The FCC has turned down two petitions filed in 2016, each seeking similar changes in the Part 97 Amateur Service rules. James Edwin Whedbee, N0ECN, of Gladstone, Missouri, had asked the Commission to amend the rules to reduce the number of Amateur Radio operator classes to Technician, General, and Amateur Extra by merging remaining Novice class licensees into the Technician class and all Advanced class licensees into the Amateur Extra class.
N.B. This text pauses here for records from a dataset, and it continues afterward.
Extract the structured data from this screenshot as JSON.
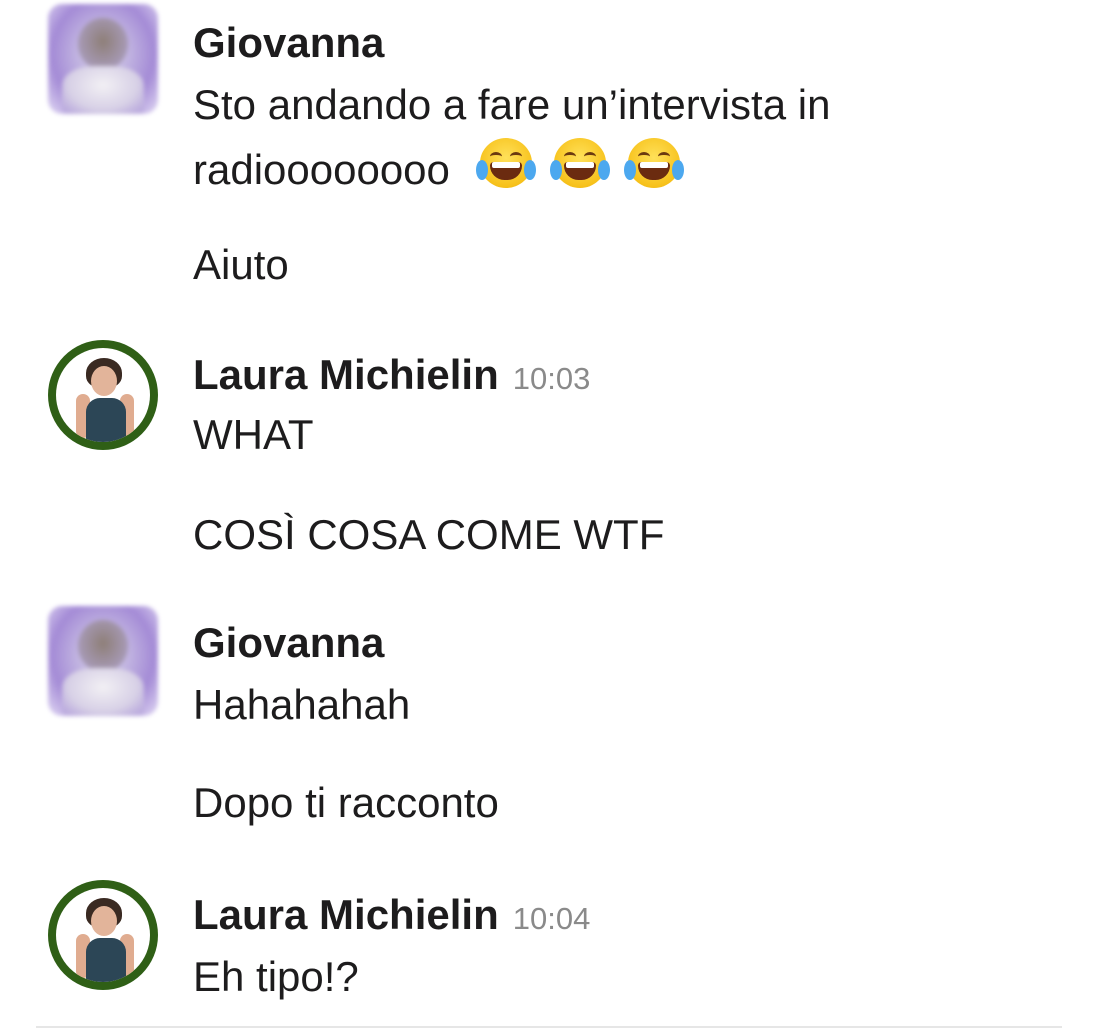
{
  "messages": [
    {
      "author": "Giovanna",
      "time": "",
      "lines": [
        "Sto andando a fare un’intervista in",
        "radioooooooo",
        "Aiuto"
      ],
      "emoji": [
        "face-with-tears-of-joy-emoji",
        "face-with-tears-of-joy-emoji",
        "face-with-tears-of-joy-emoji"
      ]
    },
    {
      "author": "Laura Michielin",
      "time": "10:03",
      "lines": [
        "WHAT",
        "COSÌ COSA COME WTF"
      ]
    },
    {
      "author": "Giovanna",
      "time": "",
      "lines": [
        "Hahahahah",
        "Dopo ti racconto"
      ]
    },
    {
      "author": "Laura Michielin",
      "time": "10:04",
      "lines": [
        "Eh tipo!?"
      ]
    }
  ],
  "colors": {
    "avatar_ring": "#2f5f16",
    "timestamp": "#8a8a8a",
    "text": "#1d1c1d"
  }
}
In a somewhat related petition, Jeffrey H. Siegell, WB2YRL, of Burke, Virginia, had requested that the FCC grant Advanced class license holders Morse code operating privileges equivalent to those enjoyed by Amateur Extra class licensees.
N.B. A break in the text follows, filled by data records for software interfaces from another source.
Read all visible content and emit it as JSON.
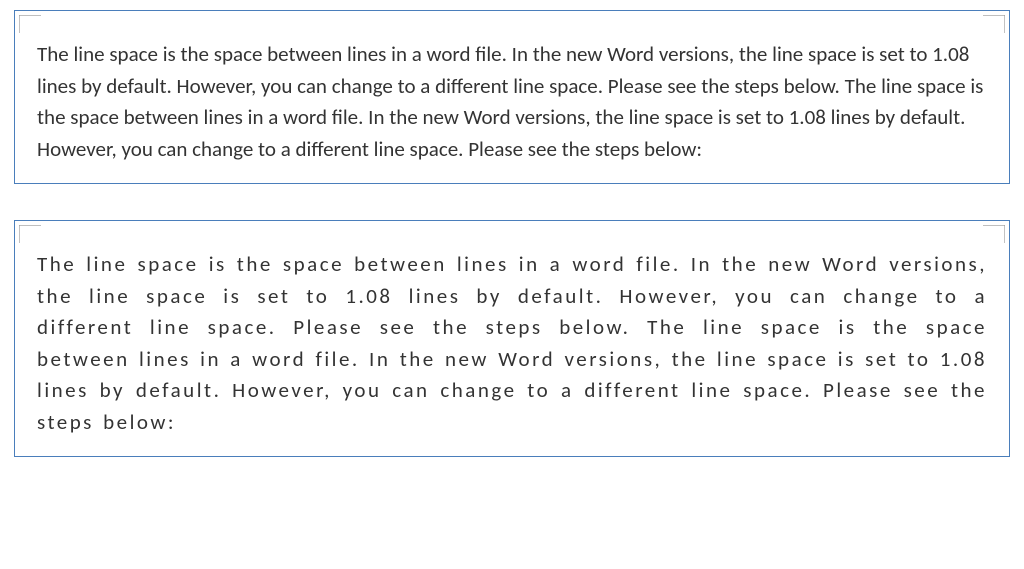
{
  "box1": {
    "text": "The line space is the space between lines in a word file. In the new Word versions, the line space is set to 1.08 lines by default. However, you can change to a different line space. Please see the steps below. The line space is the space between lines in a word file. In the new Word versions, the line space is set to 1.08 lines by default. However, you can change to a different line space. Please see the steps below:"
  },
  "box2": {
    "text": "The line space is the space between lines in a word file. In the new Word versions, the line space is set to 1.08 lines by default. However, you can change to a different line space. Please see the steps below. The line space is the space between lines in a word file. In the new Word versions, the line space is set to 1.08 lines by default. However, you can change to a different line space. Please see the steps below:"
  }
}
“Thus, Mr. Siegell’s proposed rule change is subsumed within the changes Mr. Whedbee requests, so our analysis is the same for both proposals,” the FCC said in dismissing the two petitions on January 5.
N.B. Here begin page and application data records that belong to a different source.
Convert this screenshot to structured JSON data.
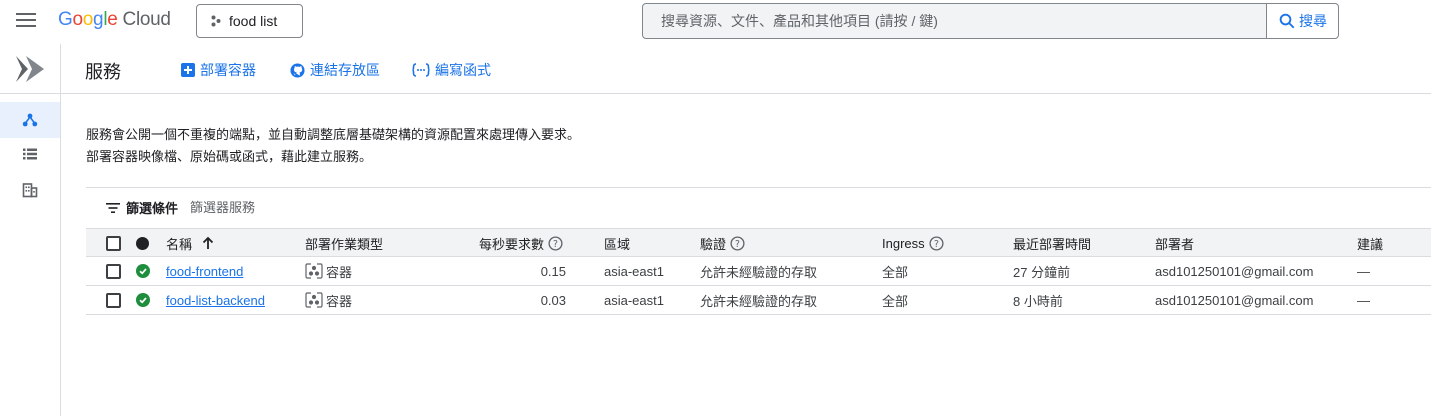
{
  "topbar": {
    "logo_letters": [
      "G",
      "o",
      "o",
      "g",
      "l",
      "e"
    ],
    "logo_suffix": "Cloud",
    "project": "food list",
    "search_placeholder": "搜尋資源、文件、產品和其他項目 (請按 / 鍵)",
    "search_button": "搜尋"
  },
  "header": {
    "title": "服務",
    "actions": [
      {
        "label": "部署容器",
        "icon": "add-box-icon"
      },
      {
        "label": "連結存放區",
        "icon": "github-icon"
      },
      {
        "label": "編寫函式",
        "icon": "function-icon"
      }
    ]
  },
  "description": {
    "line1": "服務會公開一個不重複的端點，並自動調整底層基礎架構的資源配置來處理傳入要求。",
    "line2": "部署容器映像檔、原始碼或函式，藉此建立服務。"
  },
  "filter": {
    "label": "篩選條件",
    "placeholder": "篩選器服務"
  },
  "table": {
    "columns": {
      "name": "名稱",
      "deploy_type": "部署作業類型",
      "rps": "每秒要求數",
      "region": "區域",
      "auth": "驗證",
      "ingress": "Ingress",
      "last_deployed": "最近部署時間",
      "deployer": "部署者",
      "recommendation": "建議"
    },
    "rows": [
      {
        "name": "food-frontend",
        "deploy_type": "容器",
        "rps": "0.15",
        "region": "asia-east1",
        "auth": "允許未經驗證的存取",
        "ingress": "全部",
        "last_deployed": "27 分鐘前",
        "deployer": "asd101250101@gmail.com",
        "recommendation": "—"
      },
      {
        "name": "food-list-backend",
        "deploy_type": "容器",
        "rps": "0.03",
        "region": "asia-east1",
        "auth": "允許未經驗證的存取",
        "ingress": "全部",
        "last_deployed": "8 小時前",
        "deployer": "asd101250101@gmail.com",
        "recommendation": "—"
      }
    ]
  },
  "colors": {
    "accent": "#1a73e8",
    "success": "#1e8e3e",
    "nav_active_bg": "#e8f0fe"
  }
}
The FCC streamlined the Amateur Radio licensing system into three classes — Technician, General, and Amateur Extra — in 1999. While it no longer issues new Novice or Advanced class licenses, existing licenses can be renewed, and Novice and Advanced licensees retained their operating privileges.
“The Commission concluded that the three-class structure would streamline the licensing process, while still providing an incentive for licensees to advance their communication and technical skills,” the FCC recounted in its dismissal letter to Whedbee and Siegell. It specifically rejected suggestions that Novice and Advanced class licensees be automatically upgraded to a higher class, concluding that it would be inappropriate for these licensees to “receive additional privileges without passing the required examination elements.” The FCC cited the same reason in 2005, when it denied requests to automatically upgrade Technician licensees to General class and Advanced licensees to Amateur Extra class, as part of a wide-ranging proceeding.
The FCC said the two petitions “do not demonstrate, or even suggest, that any relevant circumstances have changed that would merit reconsideration of those decisions.”
Whedbee had argued that automatically upgrading current Novice and Advanced classes would simplify the rules and reduce the Commission’s costs and administrative burden, but the FCC said Whedbee provided no evidence that an administrative problem exists. “Moreover, such benefits would not outweigh the public interest in ensuring that amateur operators have the requisite incentive to advance their skill and technical knowledge in order to contribute to the advancement of the radio art and improvement of the Amateur Radio Service,” the FCC said.
“The Commission has already concluded that it will not automatically grant additional privileges to the discontinued license classes,” the FCC said. “Consequently, we conclude that the above-referenced petitions for rulemaking do not warrant further consideration at this time.”